Today I ran at Jonathan Dickinson State Park and decided to try a little experiment as I knew the sand spurs would be epic on the Dunes of Hell. I took commercial grade paper towels and attached them to my laces and most of the spurs stuck to them. Then I removed the paper towels and hence, most of the Spurs, and removed the rest with a micro fiber cloth. Then I removed the spurs from the cloth with my teeth. Yes, I said “my teeth”. This may sound gross but it works! Voila-no spurs anywhere!


Th cloth, one minute after the video was taken:


Hope these tips work for you!

Race Report: Riverbend 50K Ultra

First and foremost, yes, I met all three of my goals yesterday, at my first 50K ultra race!
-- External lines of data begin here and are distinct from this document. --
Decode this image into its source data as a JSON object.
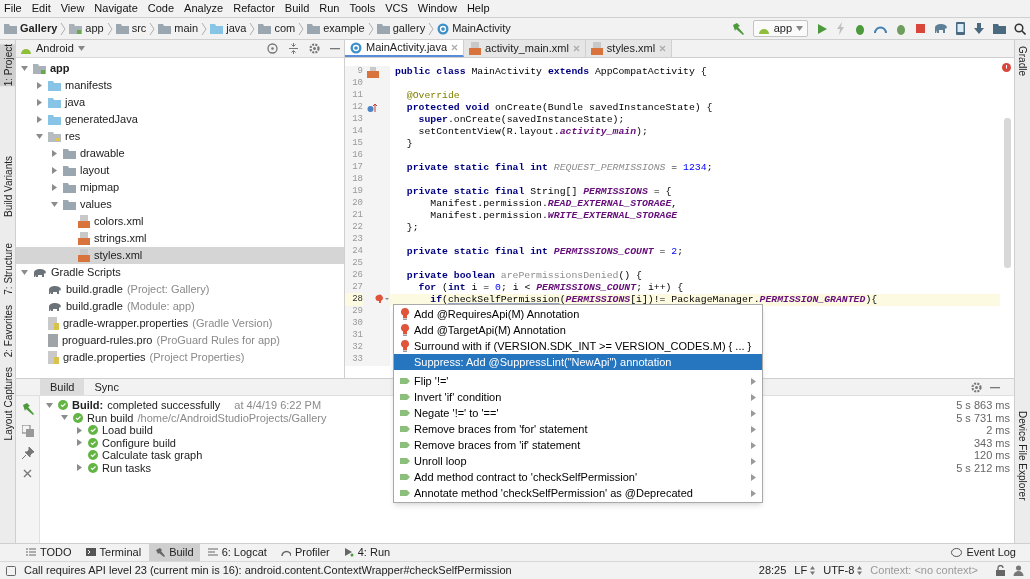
{
  "menu": [
    "File",
    "Edit",
    "View",
    "Navigate",
    "Code",
    "Analyze",
    "Refactor",
    "Build",
    "Run",
    "Tools",
    "VCS",
    "Window",
    "Help"
  ],
  "breadcrumbs": [
    {
      "label": "Gallery",
      "kind": "project"
    },
    {
      "label": "app",
      "kind": "module"
    },
    {
      "label": "src",
      "kind": "folder"
    },
    {
      "label": "main",
      "kind": "folder"
    },
    {
      "label": "java",
      "kind": "source"
    },
    {
      "label": "com",
      "kind": "folder"
    },
    {
      "label": "example",
      "kind": "folder"
    },
    {
      "label": "gallery",
      "kind": "folder"
    },
    {
      "label": "MainActivity",
      "kind": "class"
    }
  ],
  "run_config": "app",
  "left_strip": [
    {
      "label": "1: Project",
      "selected": true
    },
    {
      "label": "Build Variants",
      "selected": false
    },
    {
      "label": "7: Structure",
      "selected": false
    },
    {
      "label": "2: Favorites",
      "selected": false
    },
    {
      "label": "Layout Captures",
      "selected": false
    }
  ],
  "right_strip": [
    {
      "label": "Gradle",
      "selected": false
    },
    {
      "label": "Device File Explorer",
      "selected": false
    }
  ],
  "project_panel": {
    "view": "Android",
    "tree": [
      {
        "label": "app",
        "kind": "module",
        "expanded": true,
        "selected": false,
        "children": [
          {
            "label": "manifests",
            "kind": "source",
            "expanded": false,
            "selected": false
          },
          {
            "label": "java",
            "kind": "source",
            "expanded": false,
            "selected": false
          },
          {
            "label": "generatedJava",
            "kind": "source",
            "expanded": false,
            "selected": false
          },
          {
            "label": "res",
            "kind": "res",
            "expanded": true,
            "selected": false,
            "children": [
              {
                "label": "drawable",
                "kind": "folder",
                "expanded": false,
                "selected": false
              },
              {
                "label": "layout",
                "kind": "folder",
                "expanded": false,
                "selected": false
              },
              {
                "label": "mipmap",
                "kind": "folder",
                "expanded": false,
                "selected": false
              },
              {
                "label": "values",
                "kind": "folder",
                "expanded": true,
                "selected": false,
                "children": [
                  {
                    "label": "colors.xml",
                    "kind": "xml",
                    "selected": false
                  },
                  {
                    "label": "strings.xml",
                    "kind": "xml",
                    "selected": false
                  },
                  {
                    "label": "styles.xml",
                    "kind": "xml",
                    "selected": true
                  }
                ]
              }
            ]
          }
        ]
      },
      {
        "label": "Gradle Scripts",
        "kind": "gradle",
        "expanded": true,
        "selected": false,
        "children": [
          {
            "label": "build.gradle",
            "note": "(Project: Gallery)",
            "kind": "gradle",
            "selected": false
          },
          {
            "label": "build.gradle",
            "note": "(Module: app)",
            "kind": "gradle",
            "selected": false
          },
          {
            "label": "gradle-wrapper.properties",
            "note": "(Gradle Version)",
            "kind": "props",
            "selected": false
          },
          {
            "label": "proguard-rules.pro",
            "note": "(ProGuard Rules for app)",
            "kind": "file",
            "selected": false
          },
          {
            "label": "gradle.properties",
            "note": "(Project Properties)",
            "kind": "props",
            "selected": false
          }
        ]
      }
    ]
  },
  "editor": {
    "tabs": [
      {
        "label": "MainActivity.java",
        "kind": "class",
        "selected": true
      },
      {
        "label": "activity_main.xml",
        "kind": "xml",
        "selected": false
      },
      {
        "label": "styles.xml",
        "kind": "xml",
        "selected": false
      }
    ],
    "lines": [
      {
        "number": "9",
        "kind": "layout",
        "current": false,
        "tokens": [
          {
            "text": "public class ",
            "kind": "kw"
          },
          {
            "text": "MainActivity ",
            "kind": "plain"
          },
          {
            "text": "extends ",
            "kind": "kw"
          },
          {
            "text": "AppCompatActivity {",
            "kind": "plain"
          }
        ]
      },
      {
        "number": "10",
        "kind": "plain",
        "current": false
      },
      {
        "number": "11",
        "kind": "plain",
        "current": false,
        "tokens": [
          {
            "text": "  @Override",
            "kind": "anno"
          }
        ]
      },
      {
        "number": "12",
        "kind": "override",
        "current": false,
        "tokens": [
          {
            "text": "  protected void ",
            "kind": "kw"
          },
          {
            "text": "onCreate(Bundle savedInstanceState) {",
            "kind": "plain"
          }
        ]
      },
      {
        "number": "13",
        "kind": "plain",
        "current": false,
        "tokens": [
          {
            "text": "    super",
            "kind": "kw"
          },
          {
            "text": ".onCreate(savedInstanceState);",
            "kind": "plain"
          }
        ]
      },
      {
        "number": "14",
        "kind": "plain",
        "current": false,
        "tokens": [
          {
            "text": "    setContentView(R.layout.",
            "kind": "plain"
          },
          {
            "text": "activity_main",
            "kind": "const"
          },
          {
            "text": ");",
            "kind": "plain"
          }
        ]
      },
      {
        "number": "15",
        "kind": "plain",
        "current": false,
        "tokens": [
          {
            "text": "  }",
            "kind": "plain"
          }
        ]
      },
      {
        "number": "16",
        "kind": "plain",
        "current": false
      },
      {
        "number": "17",
        "kind": "plain",
        "current": false,
        "tokens": [
          {
            "text": "  private static final int ",
            "kind": "kw"
          },
          {
            "text": "REQUEST_PERMISSIONS",
            "kind": "unused_field"
          },
          {
            "text": " = ",
            "kind": "plain"
          },
          {
            "text": "1234",
            "kind": "num"
          },
          {
            "text": ";",
            "kind": "plain"
          }
        ]
      },
      {
        "number": "18",
        "kind": "plain",
        "current": false
      },
      {
        "number": "19",
        "kind": "plain",
        "current": false,
        "tokens": [
          {
            "text": "  private static final ",
            "kind": "kw"
          },
          {
            "text": "String[] ",
            "kind": "plain"
          },
          {
            "text": "PERMISSIONS",
            "kind": "const"
          },
          {
            "text": " = {",
            "kind": "plain"
          }
        ]
      },
      {
        "number": "20",
        "kind": "plain",
        "current": false,
        "tokens": [
          {
            "text": "      Manifest.permission.",
            "kind": "plain"
          },
          {
            "text": "READ_EXTERNAL_STORAGE",
            "kind": "const"
          },
          {
            "text": ",",
            "kind": "plain"
          }
        ]
      },
      {
        "number": "21",
        "kind": "plain",
        "current": false,
        "tokens": [
          {
            "text": "      Manifest.permission.",
            "kind": "plain"
          },
          {
            "text": "WRITE_EXTERNAL_STORAGE",
            "kind": "const"
          }
        ]
      },
      {
        "number": "22",
        "kind": "plain",
        "current": false,
        "tokens": [
          {
            "text": "  };",
            "kind": "plain"
          }
        ]
      },
      {
        "number": "23",
        "kind": "plain",
        "current": false
      },
      {
        "number": "24",
        "kind": "plain",
        "current": false,
        "tokens": [
          {
            "text": "  private static final int ",
            "kind": "kw"
          },
          {
            "text": "PERMISSIONS_COUNT",
            "kind": "const"
          },
          {
            "text": " = ",
            "kind": "plain"
          },
          {
            "text": "2",
            "kind": "num"
          },
          {
            "text": ";",
            "kind": "plain"
          }
        ]
      },
      {
        "number": "25",
        "kind": "plain",
        "current": false
      },
      {
        "number": "26",
        "kind": "plain",
        "current": false,
        "tokens": [
          {
            "text": "  private boolean ",
            "kind": "kw"
          },
          {
            "text": "arePermissionsDenied",
            "kind": "unused"
          },
          {
            "text": "() {",
            "kind": "plain"
          }
        ]
      },
      {
        "number": "27",
        "kind": "plain",
        "current": false,
        "tokens": [
          {
            "text": "    for ",
            "kind": "kw"
          },
          {
            "text": "(",
            "kind": "plain"
          },
          {
            "text": "int ",
            "kind": "kw"
          },
          {
            "text": "i = ",
            "kind": "plain"
          },
          {
            "text": "0",
            "kind": "num"
          },
          {
            "text": "; i < ",
            "kind": "plain"
          },
          {
            "text": "PERMISSIONS_COUNT",
            "kind": "const"
          },
          {
            "text": "; i++) {",
            "kind": "plain"
          }
        ]
      },
      {
        "number": "28",
        "kind": "plain",
        "current": true,
        "tokens": [
          {
            "text": "      if",
            "kind": "kw"
          },
          {
            "text": "(",
            "kind": "plain"
          },
          {
            "text": "checkSelfPermission",
            "kind": "warn"
          },
          {
            "text": "(",
            "kind": "plain"
          },
          {
            "text": "PERMISSIONS",
            "kind": "const"
          },
          {
            "text": "[i])!= PackageManager.",
            "kind": "plain"
          },
          {
            "text": "PERMISSION_GRANTED",
            "kind": "const"
          },
          {
            "text": "){",
            "kind": "plain"
          }
        ]
      },
      {
        "number": "29",
        "kind": "plain",
        "current": false
      },
      {
        "number": "30",
        "kind": "plain",
        "current": false
      },
      {
        "number": "31",
        "kind": "plain",
        "current": false
      },
      {
        "number": "32",
        "kind": "plain",
        "current": false
      },
      {
        "number": "33",
        "kind": "plain",
        "current": false
      }
    ]
  },
  "intentions": [
    {
      "label": "Add @RequiresApi(M) Annotation",
      "kind": "fix",
      "submenu": false,
      "selected": false
    },
    {
      "label": "Add @TargetApi(M) Annotation",
      "kind": "fix",
      "submenu": false,
      "selected": false
    },
    {
      "label": "Surround with if (VERSION.SDK_INT >= VERSION_CODES.M) { ... }",
      "kind": "fix",
      "submenu": false,
      "selected": false
    },
    {
      "label": "Suppress: Add @SuppressLint(\"NewApi\") annotation",
      "kind": "suppress",
      "submenu": false,
      "selected": true
    },
    {
      "label": "Flip '!='",
      "kind": "intention",
      "submenu": true,
      "selected": false
    },
    {
      "label": "Invert 'if' condition",
      "kind": "intention",
      "submenu": true,
      "selected": false
    },
    {
      "label": "Negate '!=' to '=='",
      "kind": "intention",
      "submenu": true,
      "selected": false
    },
    {
      "label": "Remove braces from 'for' statement",
      "kind": "intention",
      "submenu": true,
      "selected": false
    },
    {
      "label": "Remove braces from 'if' statement",
      "kind": "intention",
      "submenu": true,
      "selected": false
    },
    {
      "label": "Unroll loop",
      "kind": "intention",
      "submenu": true,
      "selected": false
    },
    {
      "label": "Add method contract to 'checkSelfPermission'",
      "kind": "intention",
      "submenu": true,
      "selected": false
    },
    {
      "label": "Annotate method 'checkSelfPermission' as @Deprecated",
      "kind": "intention",
      "submenu": true,
      "selected": false
    }
  ],
  "build_panel": {
    "tabs": [
      {
        "label": "Build",
        "selected": true
      },
      {
        "label": "Sync",
        "selected": false
      }
    ],
    "tree": [
      {
        "label": "Build:",
        "detail": "completed successfully",
        "note": "at 4/4/19 6:22 PM",
        "duration": "5 s 863 ms",
        "expanded": true,
        "children": [
          {
            "label": "Run build",
            "note": "/home/c/AndroidStudioProjects/Gallery",
            "duration": "5 s 731 ms",
            "expanded": true,
            "children": [
              {
                "label": "Load build",
                "duration": "2 ms",
                "expanded": false
              },
              {
                "label": "Configure build",
                "duration": "343 ms",
                "expanded": false
              },
              {
                "label": "Calculate task graph",
                "duration": "120 ms"
              },
              {
                "label": "Run tasks",
                "duration": "5 s 212 ms",
                "expanded": false
              }
            ]
          }
        ]
      }
    ]
  },
  "tool_tabs": [
    {
      "label": "TODO",
      "kind": "todo",
      "selected": false
    },
    {
      "label": "Terminal",
      "kind": "terminal",
      "selected": false
    },
    {
      "label": "Build",
      "kind": "build",
      "selected": true
    },
    {
      "label": "6: Logcat",
      "kind": "logcat",
      "selected": false
    },
    {
      "label": "Profiler",
      "kind": "profiler",
      "selected": false
    },
    {
      "label": "4: Run",
      "kind": "run",
      "selected": false
    }
  ],
  "event_log": "Event Log",
  "status_bar": {
    "message": "Call requires API level 23 (current min is 16): android.content.ContextWrapper#checkSelfPermission",
    "position": "28:25",
    "line_separator": "LF",
    "encoding": "UTF-8",
    "context": "Context: <no context>"
  }
}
I finished, which was a feat in and of itself; I did it in less than 8 hours (I believe my official time is somewhere around 7 hours and 15 minutes), and not only did I sprint in for the last few hundred yards, I WAS able to walk around for several hours following the race. MISSION ACCOMPLISHED!

Race Report
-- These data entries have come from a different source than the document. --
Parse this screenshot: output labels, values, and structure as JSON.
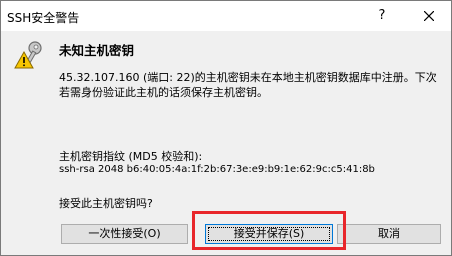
{
  "window": {
    "title": "SSH安全警告",
    "help_label": "?",
    "close_icon": "close-icon"
  },
  "dialog": {
    "icon": "key-warning-icon",
    "heading": "未知主机密钥",
    "message": "45.32.107.160 (端口: 22)的主机密钥未在本地主机密钥数据库中注册。下次若需身份验证此主机的话须保存主机密钥。",
    "fingerprint_label": "主机密钥指纹 (MD5 校验和):",
    "fingerprint_value": "ssh-rsa 2048 b6:40:05:4a:1f:2b:67:3e:e9:b9:1e:62:9c:c5:41:8b",
    "question": "接受此主机密钥吗?"
  },
  "buttons": {
    "accept_once": "一次性接受(O)",
    "accept_save": "接受并保存(S)",
    "cancel": "取消"
  },
  "colors": {
    "highlight": "#e8262b",
    "focus_border": "#0078d7"
  }
}
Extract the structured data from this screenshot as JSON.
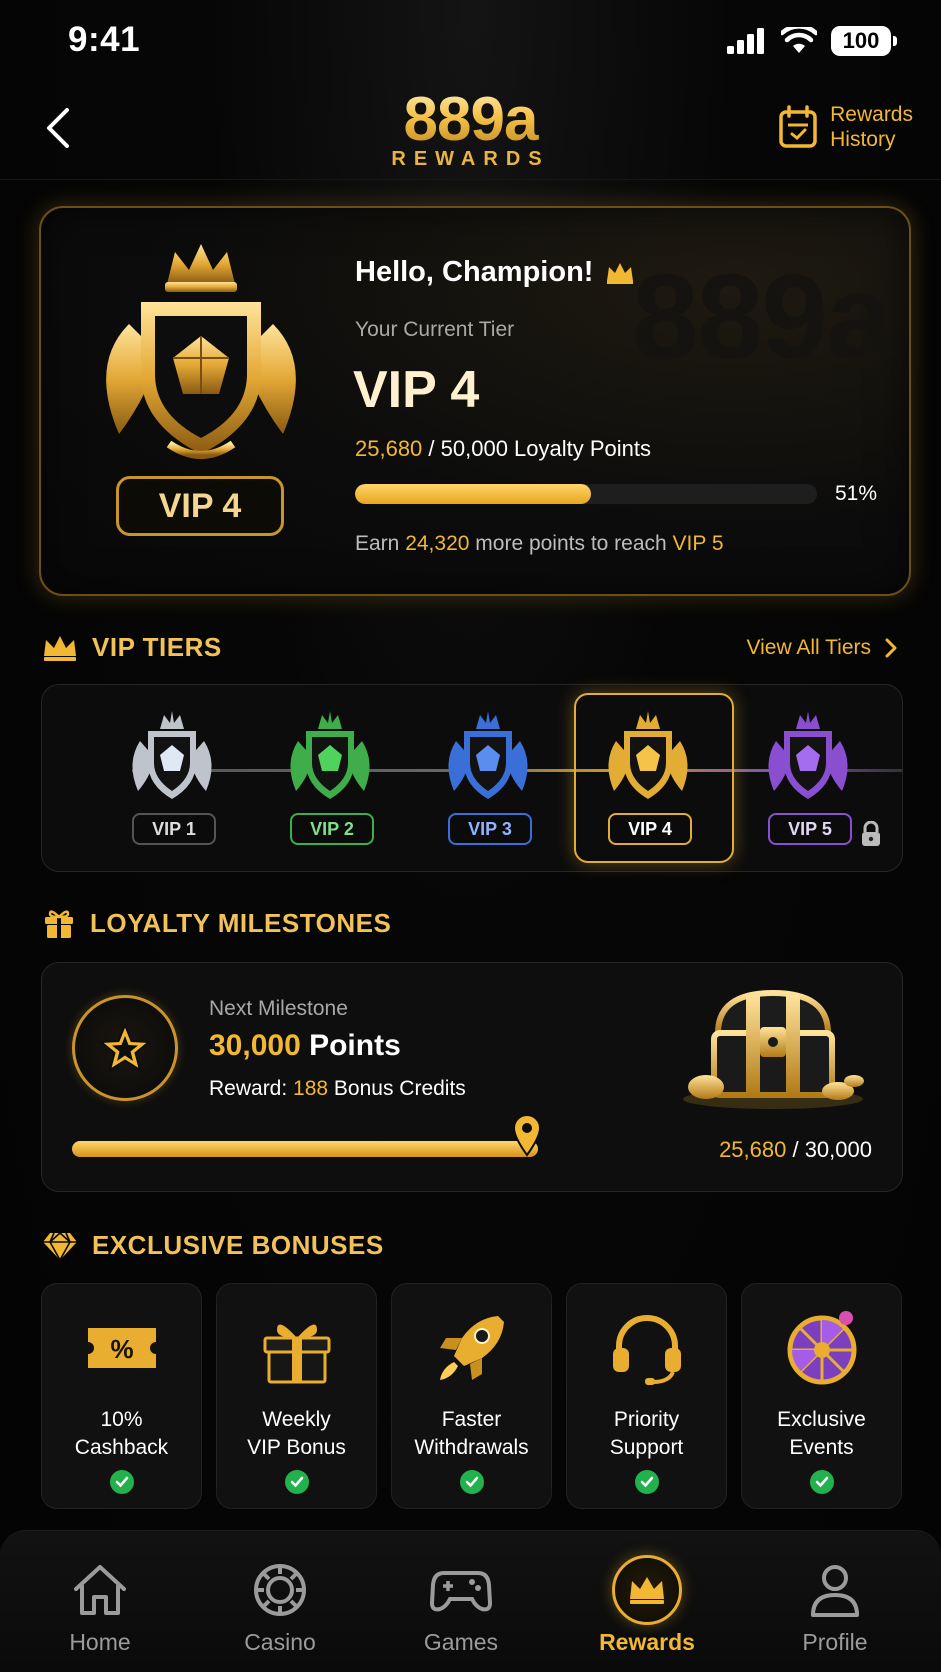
{
  "status_bar": {
    "time": "9:41",
    "battery": "100"
  },
  "header": {
    "brand": "889a",
    "brand_sub": "REWARDS",
    "history_line1": "Rewards",
    "history_line2": "History"
  },
  "hero": {
    "greeting": "Hello, Champion!",
    "caption": "Your Current Tier",
    "tier": "VIP 4",
    "badge_label": "VIP 4",
    "points_current": "25,680",
    "points_rest": " / 50,000 Loyalty Points",
    "progress_percent": 51,
    "progress_label": "51%",
    "earn_prefix": "Earn ",
    "earn_points": "24,320",
    "earn_mid": " more points to reach ",
    "earn_target": "VIP 5",
    "watermark": "889a"
  },
  "vip_tiers": {
    "title": "VIP TIERS",
    "view_all": "View All Tiers",
    "items": [
      {
        "label": "VIP 1",
        "color": "#bfc4cc",
        "gem": "#dfe8f4",
        "state": "unlocked"
      },
      {
        "label": "VIP 2",
        "color": "#3fae4a",
        "gem": "#4fd35c",
        "state": "unlocked"
      },
      {
        "label": "VIP 3",
        "color": "#3a6fd8",
        "gem": "#5b8cf0",
        "state": "unlocked"
      },
      {
        "label": "VIP 4",
        "color": "#e3ad35",
        "gem": "#f5c24a",
        "state": "current"
      },
      {
        "label": "VIP 5",
        "color": "#8a4fd0",
        "gem": "#a46cf0",
        "state": "locked"
      }
    ]
  },
  "milestones": {
    "title": "LOYALTY MILESTONES",
    "caption": "Next Milestone",
    "points_value": "30,000",
    "points_unit": " Points",
    "reward_prefix": "Reward: ",
    "reward_value": "188",
    "reward_suffix": " Bonus Credits",
    "count_current": "25,680",
    "count_rest": " / 30,000",
    "progress_fraction": 0.856
  },
  "bonuses": {
    "title": "EXCLUSIVE BONUSES",
    "items": [
      {
        "line1": "10%",
        "line2": "Cashback",
        "icon": "cashback-ticket-icon",
        "status": "active"
      },
      {
        "line1": "Weekly",
        "line2": "VIP Bonus",
        "icon": "gift-box-icon",
        "status": "active"
      },
      {
        "line1": "Faster",
        "line2": "Withdrawals",
        "icon": "rocket-icon",
        "status": "active"
      },
      {
        "line1": "Priority",
        "line2": "Support",
        "icon": "headset-icon",
        "status": "active"
      },
      {
        "line1": "Exclusive",
        "line2": "Events",
        "icon": "wheel-icon",
        "status": "active"
      }
    ]
  },
  "nav": {
    "items": [
      {
        "label": "Home",
        "icon": "home-icon"
      },
      {
        "label": "Casino",
        "icon": "chip-icon"
      },
      {
        "label": "Games",
        "icon": "gamepad-icon"
      },
      {
        "label": "Rewards",
        "icon": "crown-icon",
        "active": true
      },
      {
        "label": "Profile",
        "icon": "person-icon"
      }
    ]
  },
  "colors": {
    "accent": "#f2b733",
    "background": "#050505",
    "success": "#22b14c"
  }
}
Now for the official race report!

I arrived at the park around 6:30 for a 7 AM start. It was still dark when I got there and I spent the first 15-20 minutes getting prepared-applying bug spray, organizing my food, water, water bottles, extra shoes, socks, etc. I then spent the next ten minutes carrying everything to the pavilion so I could ensure my aid station transition times were as short as possible (Thanks, Malika, for that suggestion!). Continue reading “Race Report: Riverbend 50K Ultra”
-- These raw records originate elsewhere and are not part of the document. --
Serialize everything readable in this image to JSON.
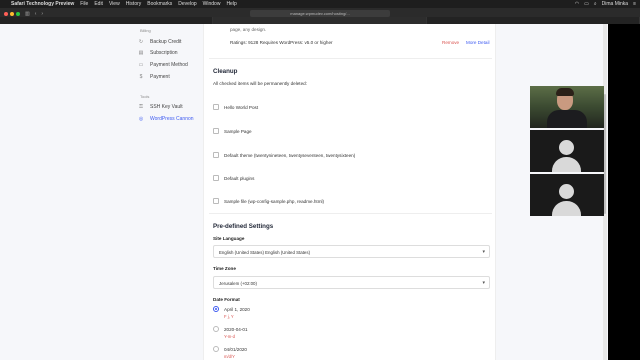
{
  "menubar": {
    "app": "Safari Technology Preview",
    "items": [
      "File",
      "Edit",
      "View",
      "History",
      "Bookmarks",
      "Develop",
      "Window",
      "Help"
    ],
    "user": "Dima Minka"
  },
  "browser": {
    "url": "manage.wpmudev.com/hosting/..."
  },
  "sidebar": {
    "billing_heading": "Billing",
    "billing_items": [
      {
        "label": "Backup Credit",
        "icon": "backup-icon"
      },
      {
        "label": "Subscription",
        "icon": "subscription-icon"
      },
      {
        "label": "Payment Method",
        "icon": "card-icon"
      },
      {
        "label": "Payment",
        "icon": "payment-icon"
      }
    ],
    "tools_heading": "Tools",
    "tools_items": [
      {
        "label": "SSH Key Vault",
        "icon": "key-icon"
      },
      {
        "label": "WordPress Cannon",
        "icon": "cannon-icon"
      }
    ]
  },
  "plugin_row": {
    "partial": "page, any design.",
    "meta": "Ratings: 9128   Requires WordPress: v5.0 or higher",
    "remove": "Remove",
    "more": "More Detail"
  },
  "cleanup": {
    "title": "Cleanup",
    "desc": "All checked items will be permanently deleted:",
    "items": [
      "Hello World Post",
      "Sample Page",
      "Default theme (twentynineteen, twentyseventeen, twentysixteen)",
      "Default plugins",
      "Sample file (wp-config-sample.php, readme.html)"
    ]
  },
  "predefined": {
    "title": "Pre-defined Settings",
    "site_language_label": "Site Language",
    "site_language_value": "English (United States) English (United States)",
    "timezone_label": "Time Zone",
    "timezone_value": "Jerusalem (+02:00)",
    "date_format_label": "Date Format",
    "date_formats": [
      {
        "label": "April 1, 2020",
        "code": "F j, Y",
        "selected": true
      },
      {
        "label": "2020-04-01",
        "code": "Y-m-d",
        "selected": false
      },
      {
        "label": "04/01/2020",
        "code": "m/d/Y",
        "selected": false
      }
    ]
  },
  "colors": {
    "accent": "#3d5af1",
    "danger": "#d9534f"
  }
}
My Three “First 50K” Goals

Tomorrow I will be running my first 50K ultra trail race. It won’t be much of a “race” for me as I am not planning on running fast. However, I do have some goals. Here they are:

  1. Do not DNF. Or, said another way, finish the race! Run the entire 32-ish miles.
  2. Do it in less than 8 hours.
  3. Ensure I can still walk afterwards. I am not joking with this one. I want to make sure I race smart and still have a little something left to at least be able to strut around the park proudly!

I will post again soon to let everyone know how I did. Wish me luck!

Riverbend Park
The gorgeous Riverbend Park!